### Information

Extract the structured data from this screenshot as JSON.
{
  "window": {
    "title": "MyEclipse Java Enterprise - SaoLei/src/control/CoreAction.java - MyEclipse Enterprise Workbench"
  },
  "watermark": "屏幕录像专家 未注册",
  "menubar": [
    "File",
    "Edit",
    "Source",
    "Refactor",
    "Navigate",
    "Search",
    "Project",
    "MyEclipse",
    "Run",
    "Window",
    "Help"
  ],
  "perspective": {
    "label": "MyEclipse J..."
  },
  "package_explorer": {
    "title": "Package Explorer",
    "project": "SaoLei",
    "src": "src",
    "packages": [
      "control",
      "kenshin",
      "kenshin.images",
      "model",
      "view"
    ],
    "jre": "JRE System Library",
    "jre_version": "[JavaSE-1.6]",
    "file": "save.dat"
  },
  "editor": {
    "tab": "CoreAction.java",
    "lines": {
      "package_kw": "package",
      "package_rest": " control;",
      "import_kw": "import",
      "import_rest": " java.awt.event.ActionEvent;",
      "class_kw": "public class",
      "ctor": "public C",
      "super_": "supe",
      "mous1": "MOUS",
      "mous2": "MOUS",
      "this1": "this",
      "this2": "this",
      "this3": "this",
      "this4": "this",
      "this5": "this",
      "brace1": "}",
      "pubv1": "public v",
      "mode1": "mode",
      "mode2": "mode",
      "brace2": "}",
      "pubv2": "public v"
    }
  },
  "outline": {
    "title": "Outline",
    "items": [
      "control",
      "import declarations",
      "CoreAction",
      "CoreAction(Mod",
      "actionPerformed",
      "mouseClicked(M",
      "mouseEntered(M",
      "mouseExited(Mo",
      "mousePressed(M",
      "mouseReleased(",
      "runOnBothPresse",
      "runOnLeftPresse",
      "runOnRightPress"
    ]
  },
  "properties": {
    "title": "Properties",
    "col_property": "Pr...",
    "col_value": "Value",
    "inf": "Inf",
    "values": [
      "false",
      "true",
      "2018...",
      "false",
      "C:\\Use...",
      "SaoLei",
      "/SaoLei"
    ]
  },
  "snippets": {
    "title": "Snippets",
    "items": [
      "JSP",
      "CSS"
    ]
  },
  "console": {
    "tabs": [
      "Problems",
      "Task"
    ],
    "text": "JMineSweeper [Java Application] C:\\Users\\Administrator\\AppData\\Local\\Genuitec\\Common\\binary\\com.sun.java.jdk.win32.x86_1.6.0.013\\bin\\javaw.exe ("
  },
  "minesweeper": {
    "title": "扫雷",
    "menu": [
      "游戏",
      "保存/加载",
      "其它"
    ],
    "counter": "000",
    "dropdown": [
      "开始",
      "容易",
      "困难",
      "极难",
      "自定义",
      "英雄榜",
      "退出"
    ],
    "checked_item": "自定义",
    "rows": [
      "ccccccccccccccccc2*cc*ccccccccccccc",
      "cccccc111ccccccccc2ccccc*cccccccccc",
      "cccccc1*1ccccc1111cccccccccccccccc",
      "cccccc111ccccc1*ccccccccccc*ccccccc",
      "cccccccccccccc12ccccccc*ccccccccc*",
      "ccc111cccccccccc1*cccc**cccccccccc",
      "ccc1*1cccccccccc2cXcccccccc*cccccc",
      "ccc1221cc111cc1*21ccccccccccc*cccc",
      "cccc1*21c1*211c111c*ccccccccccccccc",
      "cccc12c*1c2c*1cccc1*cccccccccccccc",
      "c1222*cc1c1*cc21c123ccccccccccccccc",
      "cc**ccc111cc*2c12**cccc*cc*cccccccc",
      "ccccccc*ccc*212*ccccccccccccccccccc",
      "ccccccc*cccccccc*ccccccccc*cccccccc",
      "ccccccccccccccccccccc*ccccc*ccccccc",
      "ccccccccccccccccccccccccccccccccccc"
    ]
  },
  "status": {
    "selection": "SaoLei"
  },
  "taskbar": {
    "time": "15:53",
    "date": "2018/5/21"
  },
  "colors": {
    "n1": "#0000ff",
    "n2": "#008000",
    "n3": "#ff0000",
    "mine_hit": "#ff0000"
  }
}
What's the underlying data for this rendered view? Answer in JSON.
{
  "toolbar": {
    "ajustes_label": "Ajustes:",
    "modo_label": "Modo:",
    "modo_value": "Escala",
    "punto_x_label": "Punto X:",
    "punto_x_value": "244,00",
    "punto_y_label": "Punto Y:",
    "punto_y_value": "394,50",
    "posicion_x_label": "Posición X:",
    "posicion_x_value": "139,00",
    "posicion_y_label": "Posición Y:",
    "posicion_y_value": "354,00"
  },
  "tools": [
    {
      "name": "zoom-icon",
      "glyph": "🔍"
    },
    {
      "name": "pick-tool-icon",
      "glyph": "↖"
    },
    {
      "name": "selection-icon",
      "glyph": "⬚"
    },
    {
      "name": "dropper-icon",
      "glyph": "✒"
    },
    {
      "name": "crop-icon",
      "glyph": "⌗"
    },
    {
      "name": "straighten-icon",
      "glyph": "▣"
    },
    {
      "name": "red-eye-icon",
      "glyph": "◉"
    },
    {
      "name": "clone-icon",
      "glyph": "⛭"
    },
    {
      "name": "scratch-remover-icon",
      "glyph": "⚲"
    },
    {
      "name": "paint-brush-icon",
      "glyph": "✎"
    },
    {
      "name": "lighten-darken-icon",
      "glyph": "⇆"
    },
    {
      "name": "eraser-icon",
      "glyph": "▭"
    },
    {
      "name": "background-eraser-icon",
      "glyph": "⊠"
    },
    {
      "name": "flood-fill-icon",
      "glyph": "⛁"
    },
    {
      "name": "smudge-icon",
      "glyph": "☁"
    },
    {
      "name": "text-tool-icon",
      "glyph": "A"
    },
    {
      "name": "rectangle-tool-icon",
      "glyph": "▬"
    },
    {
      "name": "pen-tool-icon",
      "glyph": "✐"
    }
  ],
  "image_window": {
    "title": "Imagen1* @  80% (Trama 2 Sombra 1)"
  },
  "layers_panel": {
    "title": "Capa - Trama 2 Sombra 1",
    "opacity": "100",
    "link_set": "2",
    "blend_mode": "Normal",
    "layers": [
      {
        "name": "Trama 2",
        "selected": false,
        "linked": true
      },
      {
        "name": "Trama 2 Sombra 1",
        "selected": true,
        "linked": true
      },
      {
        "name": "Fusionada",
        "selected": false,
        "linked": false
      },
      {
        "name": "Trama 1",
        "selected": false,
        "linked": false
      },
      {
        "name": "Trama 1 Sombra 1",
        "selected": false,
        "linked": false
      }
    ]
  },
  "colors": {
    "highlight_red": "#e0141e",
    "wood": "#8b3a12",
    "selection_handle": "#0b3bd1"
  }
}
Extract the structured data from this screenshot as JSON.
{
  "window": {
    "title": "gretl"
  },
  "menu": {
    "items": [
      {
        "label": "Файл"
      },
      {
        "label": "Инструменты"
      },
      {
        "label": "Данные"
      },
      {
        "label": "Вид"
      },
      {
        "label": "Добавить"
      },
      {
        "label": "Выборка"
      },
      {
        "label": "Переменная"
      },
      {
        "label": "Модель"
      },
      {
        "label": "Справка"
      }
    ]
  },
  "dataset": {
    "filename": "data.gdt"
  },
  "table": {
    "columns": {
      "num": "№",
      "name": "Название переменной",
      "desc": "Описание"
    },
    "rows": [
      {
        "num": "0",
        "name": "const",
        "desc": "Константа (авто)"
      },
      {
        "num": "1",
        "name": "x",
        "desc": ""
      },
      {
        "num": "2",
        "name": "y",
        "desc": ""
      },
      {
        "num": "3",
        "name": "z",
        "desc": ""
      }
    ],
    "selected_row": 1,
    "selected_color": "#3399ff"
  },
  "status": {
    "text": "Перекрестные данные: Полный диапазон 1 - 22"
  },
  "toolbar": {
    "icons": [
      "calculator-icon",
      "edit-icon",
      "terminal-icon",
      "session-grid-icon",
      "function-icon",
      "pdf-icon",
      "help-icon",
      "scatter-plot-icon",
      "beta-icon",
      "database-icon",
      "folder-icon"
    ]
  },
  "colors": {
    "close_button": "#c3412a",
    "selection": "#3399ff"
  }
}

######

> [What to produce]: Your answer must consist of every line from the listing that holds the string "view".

> [Written solution]:
      "view"
What's the underlying data for this rendered view? Answer in JSON.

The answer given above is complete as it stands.